To the Automobile Club of South Africa


Delivered at the third annual banquet of the Automobile Club of South Africa, Mount Nelson Hotel, Cape Town. Kipling’s implicit claim in this speech to have been among the pioneers of automobile travel was well founded. He leased his first car in 1899, and by 1905 had owned a Locomobile and two Lanchesters, besides having made trial of some seven others, including a Millies coupe and four American cars.
The speech was in reply to the toast of “The Automobile Club of Great Britain and Motoring in General.”



MR. RUDYARD KIPLING, who was received with cheers, said that when he listened to the calm and confident optimism of their speeches that night his heart had been heavy within him. The worst of it was that their optimism was entirely justified. The world had at last realized the gospel that they had preached in the highways for the last ten years—namely, that transportation was civilization—(hear, hear)—and was hastening to put their doctrine into effect. At the present moment the inhabitants of that most conservative stronghold, the Strand—he did not mean Somerset Strand (laughter)—but the Strand where Somerset House was—were considering just how quickly they could drop and abandon their hired hairy enemy, the horse, and climb into a motor-omnibus or cab. London cabmen were now taking lessons in driving motors, but he hoped that he would not be one of their first passengers. (Laughter.) The Department of Agriculture at Home had been approached to allow the manufacture of a peculiarly atrocious form of potato spirit, which would supplant their precious and well-beloved petrol. (Laughter.) Through the length and breadth of England arrangements were being made for the delivery of provisions by motor-cars, motor- busses, and motor-lorries, and even here he understood recently the driver of a motor-car had run into a local market cart with most striking results.(Laughter.)
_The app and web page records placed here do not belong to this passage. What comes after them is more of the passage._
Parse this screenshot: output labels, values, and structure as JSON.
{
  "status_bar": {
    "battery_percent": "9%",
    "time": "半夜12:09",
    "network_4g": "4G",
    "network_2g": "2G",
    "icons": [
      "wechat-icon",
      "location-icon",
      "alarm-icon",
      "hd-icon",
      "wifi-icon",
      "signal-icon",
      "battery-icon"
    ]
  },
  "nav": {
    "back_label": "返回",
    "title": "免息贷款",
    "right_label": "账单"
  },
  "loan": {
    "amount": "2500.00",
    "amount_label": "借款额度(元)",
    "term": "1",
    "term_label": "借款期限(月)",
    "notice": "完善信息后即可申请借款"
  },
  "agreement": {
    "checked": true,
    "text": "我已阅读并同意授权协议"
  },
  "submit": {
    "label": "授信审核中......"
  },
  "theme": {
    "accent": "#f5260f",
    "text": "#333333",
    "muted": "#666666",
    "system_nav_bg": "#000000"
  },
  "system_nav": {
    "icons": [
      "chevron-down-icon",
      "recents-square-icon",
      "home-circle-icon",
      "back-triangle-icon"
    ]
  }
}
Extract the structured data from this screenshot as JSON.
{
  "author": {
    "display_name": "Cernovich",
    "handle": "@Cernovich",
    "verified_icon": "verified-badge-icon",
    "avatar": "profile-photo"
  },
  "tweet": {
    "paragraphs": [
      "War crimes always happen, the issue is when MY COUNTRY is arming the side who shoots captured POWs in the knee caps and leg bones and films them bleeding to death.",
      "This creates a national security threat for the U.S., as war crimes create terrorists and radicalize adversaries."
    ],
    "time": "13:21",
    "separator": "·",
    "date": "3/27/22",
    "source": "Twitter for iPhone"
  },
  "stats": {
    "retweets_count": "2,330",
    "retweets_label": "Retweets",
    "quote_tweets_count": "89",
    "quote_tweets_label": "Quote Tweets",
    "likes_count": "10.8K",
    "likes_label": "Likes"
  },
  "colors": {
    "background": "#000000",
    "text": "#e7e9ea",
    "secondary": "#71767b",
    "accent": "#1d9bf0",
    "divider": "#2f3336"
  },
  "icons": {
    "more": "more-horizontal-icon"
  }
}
Yes, gentlemen, the world was with them—almost too much with them. It seemed only yesterday that they were semi-officially described as children of Belial, urging Juggernaut cars over the prostrate forms of a paralysed population. To-day they were no longer a stench in the nostrils of their fellow men; to-day they moved in the odour of sanctity. A generation as quick to praise as it was to blame ascribed to them all the merits of patent medicine or patent pavements, for they had passed beyond the stage of experiment and were accepted without debate. Their very cars, thanks to the extended mechanical knowledge on the part of maker and purchaser—he spoke with a sad heart—(Laughter.)—were scarcely more difficult to manipulate than a case of razors. When they went out they proceeded; when they came back they returned. They could go out 6 days a week and he was credibly informed that there were people who did it on Sundays. The legend of the broken-down car being taken home by the broken-down horse would very rapidly take its place with the legend of the mother-in-law and the legend of the lodging-house cat.

Let them be warned in time. They were being borne on the greasy flood of success towards unromantic and certain goals; they enjoyed a good reputation. In a very little time they would be discarded and laid aside as a civilising agent, a moral force, one of the dynamic factors of the great march of progress. All men would speak well of them, and the waters of success would close over their heads, and with them the darker waters of respectability, until the airship came into existence, and they would find their president leading the aeroplane club of Cape Town in circles, like a lot of blessed doves, around the roof of the Standard Bank of South Africa. He wished he could adopt a tone that was more optimistic, but, frankly, he could see no break in the gloom of unqualified and reiterated success that threatened to envelop them. (Laughter.) They might urge that, although they had the finest climate and views in the world, yet they had not many miles of roads whereon to run their cars in the sub-continent, but that was a detail. When one looked back over the vista of the last ten years, one realised that the pillars of the temple of felicity were before them—they would be respectable and he could only mourn.
In conclusion, Mr. Kipling related an anecdote regarding a certain Mr. Pratt, formerly a cowboy and latterly an embalmer of Booysen city. Talking to a friend one day, Mr. Pratt said, “Understand, I am not saying a word against embalming; it is w’holesome, necessary, and civilising, and everyone has got to come to it sooner or later. But seeing that we are friends, don’t you think life was a heap more interesting when we were all horse-thieves together.” (Laughter and applause.)
—Cape Times Weekly Edition, 5 April 1905.